A sahib has got to act like a sahib; he has got to appear resolute, to know his own mind and do definite things. To come all that way, rifle in hand, with two thousand people marching a my heels, and then to trail freely away, having done nothing -- no, that was impossible. The crowd would laugh at me. And my whole life, every white man's life in the East, was one long struggle not to be laughed at.

But I did not want to shoot the elephant. I watched him beating his bunch of grass against his knees, with that preoccupied grandmotherly air that elephants have. It seemed to me that it would be murder to shoot him.
Nevertheless, Orwell braced himself and fired the rifle. His description of what happened next is factual and descriptive, but the tone is compassionate in a way that doesn't sound self-righteous.
[The elephant] neither stirred nor fell, but every line of his body had altered. He looked suddenly stricken, shrunken, immensely old, as though the frightful impact of the bullet had paralysed him without knocking him down. At last, after what seemed a long time -- it might have been five seconds, I dare say -- he sagged flabbily to his knees. His mouth slobbered. An enormous senility seemed to have settled upon him. ...

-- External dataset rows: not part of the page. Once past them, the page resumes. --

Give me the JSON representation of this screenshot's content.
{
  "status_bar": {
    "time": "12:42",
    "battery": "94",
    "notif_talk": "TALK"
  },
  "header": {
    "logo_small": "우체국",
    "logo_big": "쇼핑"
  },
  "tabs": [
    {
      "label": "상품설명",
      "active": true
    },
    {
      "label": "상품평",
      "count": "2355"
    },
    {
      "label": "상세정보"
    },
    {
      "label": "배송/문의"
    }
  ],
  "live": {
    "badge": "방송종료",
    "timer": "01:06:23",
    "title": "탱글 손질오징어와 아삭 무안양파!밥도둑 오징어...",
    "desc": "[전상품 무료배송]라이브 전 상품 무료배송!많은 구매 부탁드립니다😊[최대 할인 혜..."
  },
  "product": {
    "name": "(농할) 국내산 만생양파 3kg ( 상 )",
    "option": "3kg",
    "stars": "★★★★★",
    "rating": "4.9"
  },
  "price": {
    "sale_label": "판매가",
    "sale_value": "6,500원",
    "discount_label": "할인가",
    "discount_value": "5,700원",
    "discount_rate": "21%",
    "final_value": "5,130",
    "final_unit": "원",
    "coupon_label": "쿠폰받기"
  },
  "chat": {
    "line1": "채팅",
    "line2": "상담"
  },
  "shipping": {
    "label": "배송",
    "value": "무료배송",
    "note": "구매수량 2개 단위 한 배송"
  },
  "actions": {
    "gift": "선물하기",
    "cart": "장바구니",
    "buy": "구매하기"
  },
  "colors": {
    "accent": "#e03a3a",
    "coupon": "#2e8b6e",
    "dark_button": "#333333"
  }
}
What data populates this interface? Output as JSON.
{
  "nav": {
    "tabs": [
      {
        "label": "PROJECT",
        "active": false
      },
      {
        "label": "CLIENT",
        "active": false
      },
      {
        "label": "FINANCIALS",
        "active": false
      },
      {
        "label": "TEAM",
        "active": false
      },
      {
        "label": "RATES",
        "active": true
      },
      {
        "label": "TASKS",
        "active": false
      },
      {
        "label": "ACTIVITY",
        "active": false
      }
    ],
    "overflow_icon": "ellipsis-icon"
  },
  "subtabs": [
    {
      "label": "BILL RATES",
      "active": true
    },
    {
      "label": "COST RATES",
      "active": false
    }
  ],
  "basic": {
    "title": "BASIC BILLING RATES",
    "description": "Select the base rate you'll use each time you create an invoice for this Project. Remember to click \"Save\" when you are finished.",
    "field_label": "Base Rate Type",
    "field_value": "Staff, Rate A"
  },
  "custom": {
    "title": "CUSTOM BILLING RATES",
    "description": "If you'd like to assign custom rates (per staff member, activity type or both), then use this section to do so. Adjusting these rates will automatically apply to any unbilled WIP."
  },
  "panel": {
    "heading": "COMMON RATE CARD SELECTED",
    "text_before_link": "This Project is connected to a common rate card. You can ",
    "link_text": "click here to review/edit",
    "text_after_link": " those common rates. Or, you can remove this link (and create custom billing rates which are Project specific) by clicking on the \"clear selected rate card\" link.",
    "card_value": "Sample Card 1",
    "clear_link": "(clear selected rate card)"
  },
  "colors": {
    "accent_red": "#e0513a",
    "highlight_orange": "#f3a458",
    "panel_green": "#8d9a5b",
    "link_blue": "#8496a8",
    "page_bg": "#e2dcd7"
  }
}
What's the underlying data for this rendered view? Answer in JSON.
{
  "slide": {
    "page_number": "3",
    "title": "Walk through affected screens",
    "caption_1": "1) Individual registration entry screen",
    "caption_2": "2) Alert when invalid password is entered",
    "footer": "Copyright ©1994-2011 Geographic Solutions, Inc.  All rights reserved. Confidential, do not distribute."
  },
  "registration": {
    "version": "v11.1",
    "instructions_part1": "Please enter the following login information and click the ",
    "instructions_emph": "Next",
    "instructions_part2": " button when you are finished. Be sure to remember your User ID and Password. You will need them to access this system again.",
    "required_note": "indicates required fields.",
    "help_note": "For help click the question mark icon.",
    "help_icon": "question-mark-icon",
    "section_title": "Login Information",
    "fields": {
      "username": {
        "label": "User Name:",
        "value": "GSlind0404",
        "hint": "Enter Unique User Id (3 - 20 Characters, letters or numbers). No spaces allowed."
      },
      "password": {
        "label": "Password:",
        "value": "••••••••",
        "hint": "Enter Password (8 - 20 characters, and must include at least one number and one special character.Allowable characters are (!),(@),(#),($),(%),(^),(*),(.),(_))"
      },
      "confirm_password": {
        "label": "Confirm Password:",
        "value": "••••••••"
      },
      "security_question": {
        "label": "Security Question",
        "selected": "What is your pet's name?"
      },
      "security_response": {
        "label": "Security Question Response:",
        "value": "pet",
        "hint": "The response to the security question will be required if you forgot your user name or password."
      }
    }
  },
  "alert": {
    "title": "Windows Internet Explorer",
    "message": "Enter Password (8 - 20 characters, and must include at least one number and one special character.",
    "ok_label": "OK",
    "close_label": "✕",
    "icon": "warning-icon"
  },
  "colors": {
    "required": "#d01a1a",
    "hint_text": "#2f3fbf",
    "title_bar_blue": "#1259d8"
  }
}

I fired a third time. That was the shot that did for him. You could see the agony of it jolt his whole body and knock the last remnant of strength from his legs. But in falling he seemed for a moment to rise, for as his hind legs collapsed beneath him he seemed to tower upward like a huge rock toppling, his trunk reaching skywards like a tree. He trumpeted, for the first and only time.
In 1946, as a sort of forerunner to Nineteen Eighty-Four, Orwell wrote a piece called "Politics and the English Language." He said, "When the general atmosphere is bad, language must suffer." He was particularly hard on the kind of wordy, opaque phrasing that had already become common at the time, probably because the huge growth of government bureaucracies in a world fighting a war.
... If thought corrupts language, language can also corrupt thought. A bad usage can spread by tradition and imitation, even among people who should and do know better. The debased language that I have been discussing is in some ways very convenient. Phrases like a not unjustifiable assumption, leaves much to be desired, would serve no good purpose, a consideration which we should do well to bear in mind, are a continuous temptation, a packet of aspirins always at one's elbow. ... This invasion of one's mind by ready-made phrases can only be prevented if one is constantly on guard against them, and every such phrase anaesthetizes a portion of one's brain.

He offers several rules for avoiding common usages that deaden writing:
(i) Never use a metaphor, simile or other figure of speech which you are used to seeing in print.

(ii) Never use a long word where a short one will do.

(iii) If it is possible to cut a word out, always cut it out. [RD note: I would delete "always."]

(iv) Never use the passive where you can use the active.

(v) Never use a foreign phrase, a scientific word or a jargon word if you can think of an everyday English equivalent.

(vi) Break any of these rules sooner than say anything outright barbarous.
I don't believe anyone can observe all these without slipping from time to time, but Orwell is a remarkable guide to one way of written excellence.